success of Moose and Pluggable Keywords in Perl 5.12.0 has convinced me
that we can also fruitfully implement such analysis directly in Perl 6,
or in Perl6-flavoured CPAN modules, which is a much more straightforward
way to amass a developer ecosystem than coding it in Haskell.
As lambdamoose demonstrated, real programmers can write Perl 6 and/or
Haskell in any language, particularly if that language is as
polymorphically existentially recursive as Perl 5. :-)
Nice summary. I'm constantly amazed at how much is routinely accomplished in the Parrot and Perl 6 world by a handful of volunteers. I think many of the folks who dismiss Perl 6 don't realize how many moving parts are involved: Parrot, NQP, Rakudo, and so on. Each of those is a significant project on its own, and each has made amazing progress during its lifetime. Perl 6 is more alive than they realize.
You just wrote your heart out!!! And it was convincing enough for us to know that some false starts took this project the way its going. As it turns out after years of learning I hope you are now going the right way today. And lets hope some years from now(1 or 2) we all will all live to see the day when Perl 6 crosses the finishing mark.
Python 3000 took eight and a half years from conception to its 3.0 release, and its changes were relatively minor
In a google tech talk, Guido specifically mentions that he doesn't want Python 3000 to go the Perl 6 way and the Perl 5 people just don't give a damn about it anymore!! Well thats the reputation Perl 6 has in the Open source community, It has just become an example of what not to do!!

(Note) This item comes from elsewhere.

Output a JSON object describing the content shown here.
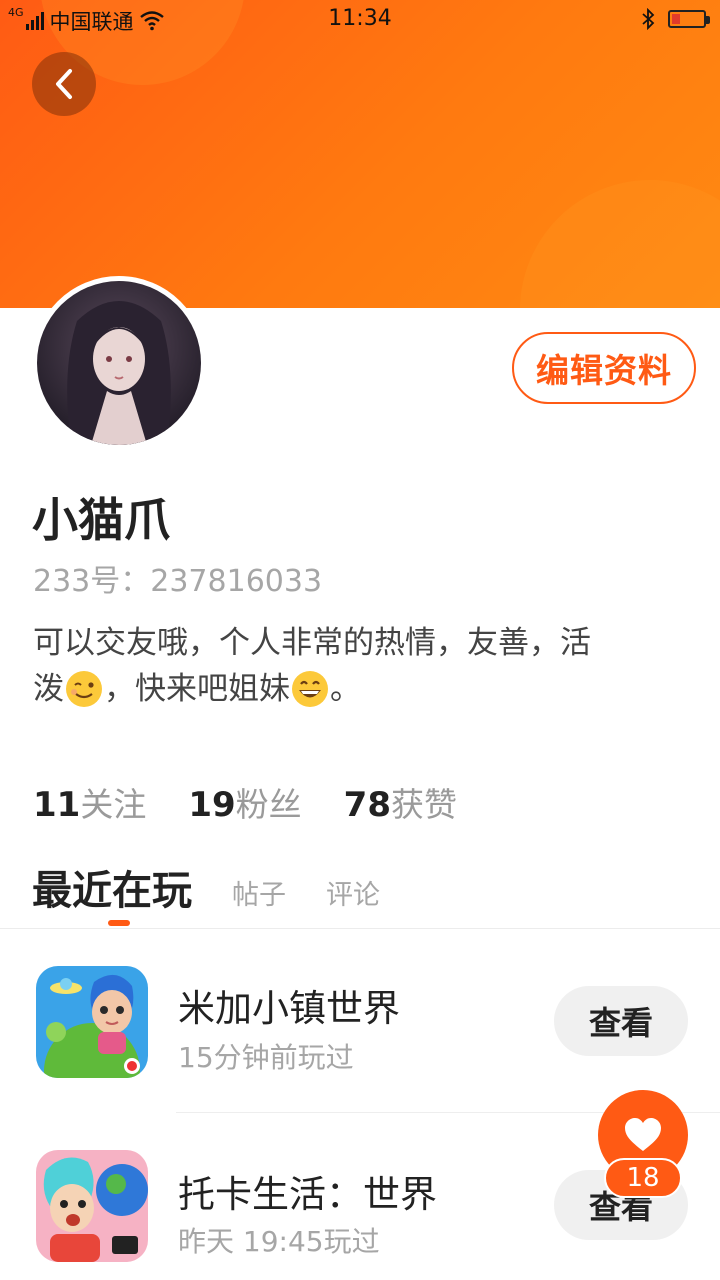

you have to get the grammar engine correct to have any hope of implementing it well. How you do that is an interesting question
Oh I'll tell you how you do that. It's very simple. You get people skilled for this exact task ! Those skills are acquired in universities(preferably good ones) where professors teach courses like "Formal Languages and Automata" or "Compiler theory". If you have a bunch of people who are open-source contributors but don't have the knowledge or haven't studied the right things, they cannot contribute properly or can do so, but inefficiently because they don't know what they're supposed to know in theory and they're already trying to put it in practice. Let's go over this again, They don't know it in theory and they're trying to put it in practice!
How does that sound to you ?
Most likely the people Perl6 needs as contributors are already hired on paid jobs by companies which develop compilers and related software.
If Perl6 attracts web developers instead of compiler people how is the compiler going to evolve ? It's probably going to evolve into a hack because most web developers out there don't even have a formal education much less knowledge about the courses mentioned.
If you can't get real compiler people to use Perl6 and help with it, the average open-source rookie won't be able to deal with this. He needs to know what he's doing. But instead you have a big dream(that Perl6 is) and people that are not necessarily skilled to make that dream reality.